(Supplied material begins)
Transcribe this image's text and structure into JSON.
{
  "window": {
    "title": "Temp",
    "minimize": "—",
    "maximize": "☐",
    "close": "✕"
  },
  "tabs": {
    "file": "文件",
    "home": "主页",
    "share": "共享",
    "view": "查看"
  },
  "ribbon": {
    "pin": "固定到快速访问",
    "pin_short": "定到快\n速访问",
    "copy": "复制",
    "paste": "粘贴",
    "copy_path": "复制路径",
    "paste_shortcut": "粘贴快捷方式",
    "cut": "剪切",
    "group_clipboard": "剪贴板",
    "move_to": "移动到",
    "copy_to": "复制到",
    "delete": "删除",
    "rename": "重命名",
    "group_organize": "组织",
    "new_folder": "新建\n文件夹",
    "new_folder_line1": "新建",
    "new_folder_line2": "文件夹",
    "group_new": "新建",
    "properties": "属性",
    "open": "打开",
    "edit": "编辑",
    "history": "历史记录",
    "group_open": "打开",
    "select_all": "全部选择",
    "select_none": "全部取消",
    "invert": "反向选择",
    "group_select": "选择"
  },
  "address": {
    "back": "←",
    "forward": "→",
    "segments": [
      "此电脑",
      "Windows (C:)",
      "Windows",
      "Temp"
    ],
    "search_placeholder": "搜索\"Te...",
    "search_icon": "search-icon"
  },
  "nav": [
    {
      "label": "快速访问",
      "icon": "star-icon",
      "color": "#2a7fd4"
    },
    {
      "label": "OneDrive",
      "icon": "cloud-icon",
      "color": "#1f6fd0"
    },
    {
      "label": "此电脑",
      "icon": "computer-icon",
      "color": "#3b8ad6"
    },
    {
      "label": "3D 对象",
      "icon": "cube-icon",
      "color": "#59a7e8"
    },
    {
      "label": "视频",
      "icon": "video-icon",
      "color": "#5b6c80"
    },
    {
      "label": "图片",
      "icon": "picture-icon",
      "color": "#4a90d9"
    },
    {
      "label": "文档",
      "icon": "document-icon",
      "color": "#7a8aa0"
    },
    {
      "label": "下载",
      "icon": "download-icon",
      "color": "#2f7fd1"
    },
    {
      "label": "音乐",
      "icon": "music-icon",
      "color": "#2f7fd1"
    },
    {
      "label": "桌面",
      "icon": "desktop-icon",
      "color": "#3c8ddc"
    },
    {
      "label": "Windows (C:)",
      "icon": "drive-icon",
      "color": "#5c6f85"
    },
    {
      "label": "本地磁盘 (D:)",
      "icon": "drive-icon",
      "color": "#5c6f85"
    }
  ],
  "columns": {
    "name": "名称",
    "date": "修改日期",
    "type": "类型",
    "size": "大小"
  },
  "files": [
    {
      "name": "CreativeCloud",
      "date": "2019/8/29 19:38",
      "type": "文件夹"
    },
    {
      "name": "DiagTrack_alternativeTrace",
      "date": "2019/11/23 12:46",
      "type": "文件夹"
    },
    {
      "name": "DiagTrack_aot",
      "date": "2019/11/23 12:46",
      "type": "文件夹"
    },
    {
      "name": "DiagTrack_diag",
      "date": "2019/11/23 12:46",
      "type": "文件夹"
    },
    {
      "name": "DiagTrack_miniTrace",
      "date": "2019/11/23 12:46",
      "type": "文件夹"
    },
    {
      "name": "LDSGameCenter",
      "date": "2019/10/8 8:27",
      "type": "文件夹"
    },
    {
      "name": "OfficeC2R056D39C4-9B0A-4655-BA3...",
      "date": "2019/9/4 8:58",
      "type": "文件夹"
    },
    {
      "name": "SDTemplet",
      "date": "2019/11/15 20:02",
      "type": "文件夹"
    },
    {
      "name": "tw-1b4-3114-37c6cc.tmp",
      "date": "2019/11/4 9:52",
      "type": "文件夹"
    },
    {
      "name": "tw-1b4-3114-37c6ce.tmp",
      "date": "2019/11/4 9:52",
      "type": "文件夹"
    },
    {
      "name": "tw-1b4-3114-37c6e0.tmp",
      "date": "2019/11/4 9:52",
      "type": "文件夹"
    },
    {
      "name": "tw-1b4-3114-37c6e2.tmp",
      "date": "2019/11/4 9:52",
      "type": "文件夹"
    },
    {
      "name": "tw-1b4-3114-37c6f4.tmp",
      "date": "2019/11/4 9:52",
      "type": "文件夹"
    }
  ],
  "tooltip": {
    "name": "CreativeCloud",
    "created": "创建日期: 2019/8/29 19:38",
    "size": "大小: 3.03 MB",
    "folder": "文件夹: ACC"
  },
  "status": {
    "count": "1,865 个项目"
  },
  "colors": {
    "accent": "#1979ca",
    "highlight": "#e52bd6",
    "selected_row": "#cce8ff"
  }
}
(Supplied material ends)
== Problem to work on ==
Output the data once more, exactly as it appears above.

== Result for this task ==
Transcribe this image's text and structure into JSON.
{
  "window": {
    "title": "Temp",
    "minimize": "—",
    "maximize": "☐",
    "close": "✕"
  },
  "tabs": {
    "file": "文件",
    "home": "主页",
    "share": "共享",
    "view": "查看"
  },
  "ribbon": {
    "pin": "固定到快速访问",
    "pin_short": "定到快\n速访问",
    "copy": "复制",
    "paste": "粘贴",
    "copy_path": "复制路径",
    "paste_shortcut": "粘贴快捷方式",
    "cut": "剪切",
    "group_clipboard": "剪贴板",
    "move_to": "移动到",
    "copy_to": "复制到",
    "delete": "删除",
    "rename": "重命名",
    "group_organize": "组织",
    "new_folder": "新建\n文件夹",
    "new_folder_line1": "新建",
    "new_folder_line2": "文件夹",
    "group_new": "新建",
    "properties": "属性",
    "open": "打开",
    "edit": "编辑",
    "history": "历史记录",
    "group_open": "打开",
    "select_all": "全部选择",
    "select_none": "全部取消",
    "invert": "反向选择",
    "group_select": "选择"
  },
  "address": {
    "back": "←",
    "forward": "→",
    "segments": [
      "此电脑",
      "Windows (C:)",
      "Windows",
      "Temp"
    ],
    "search_placeholder": "搜索\"Te...",
    "search_icon": "search-icon"
  },
  "nav": [
    {
      "label": "快速访问",
      "icon": "star-icon",
      "color": "#2a7fd4"
    },
    {
      "label": "OneDrive",
      "icon": "cloud-icon",
      "color": "#1f6fd0"
    },
    {
      "label": "此电脑",
      "icon": "computer-icon",
      "color": "#3b8ad6"
    },
    {
      "label": "3D 对象",
      "icon": "cube-icon",
      "color": "#59a7e8"
    },
    {
      "label": "视频",
      "icon": "video-icon",
      "color": "#5b6c80"
    },
    {
      "label": "图片",
      "icon": "picture-icon",
      "color": "#4a90d9"
    },
    {
      "label": "文档",
      "icon": "document-icon",
      "color": "#7a8aa0"
    },
    {
      "label": "下载",
      "icon": "download-icon",
      "color": "#2f7fd1"
    },
    {
      "label": "音乐",
      "icon": "music-icon",
      "color": "#2f7fd1"
    },
    {
      "label": "桌面",
      "icon": "desktop-icon",
      "color": "#3c8ddc"
    },
    {
      "label": "Windows (C:)",
      "icon": "drive-icon",
      "color": "#5c6f85"
    },
    {
      "label": "本地磁盘 (D:)",
      "icon": "drive-icon",
      "color": "#5c6f85"
    }
  ],
  "columns": {
    "name": "名称",
    "date": "修改日期",
    "type": "类型",
    "size": "大小"
  },
  "files": [
    {
      "name": "CreativeCloud",
      "date": "2019/8/29 19:38",
      "type": "文件夹"
    },
    {
      "name": "DiagTrack_alternativeTrace",
      "date": "2019/11/23 12:46",
      "type": "文件夹"
    },
    {
      "name": "DiagTrack_aot",
      "date": "2019/11/23 12:46",
      "type": "文件夹"
    },
    {
      "name": "DiagTrack_diag",
      "date": "2019/11/23 12:46",
      "type": "文件夹"
    },
    {
      "name": "DiagTrack_miniTrace",
      "date": "2019/11/23 12:46",
      "type": "文件夹"
    },
    {
      "name": "LDSGameCenter",
      "date": "2019/10/8 8:27",
      "type": "文件夹"
    },
    {
      "name": "OfficeC2R056D39C4-9B0A-4655-BA3...",
      "date": "2019/9/4 8:58",
      "type": "文件夹"
    },
    {
      "name": "SDTemplet",
      "date": "2019/11/15 20:02",
      "type": "文件夹"
    },
    {
      "name": "tw-1b4-3114-37c6cc.tmp",
      "date": "2019/11/4 9:52",
      "type": "文件夹"
    },
    {
      "name": "tw-1b4-3114-37c6ce.tmp",
      "date": "2019/11/4 9:52",
      "type": "文件夹"
    },
    {
      "name": "tw-1b4-3114-37c6e0.tmp",
      "date": "2019/11/4 9:52",
      "type": "文件夹"
    },
    {
      "name": "tw-1b4-3114-37c6e2.tmp",
      "date": "2019/11/4 9:52",
      "type": "文件夹"
    },
    {
      "name": "tw-1b4-3114-37c6f4.tmp",
      "date": "2019/11/4 9:52",
      "type": "文件夹"
    }
  ],
  "tooltip": {
    "name": "CreativeCloud",
    "created": "创建日期: 2019/8/29 19:38",
    "size": "大小: 3.03 MB",
    "folder": "文件夹: ACC"
  },
  "status": {
    "count": "1,865 个项目"
  },
  "colors": {
    "accent": "#1979ca",
    "highlight": "#e52bd6",
    "selected_row": "#cce8ff"
  }
}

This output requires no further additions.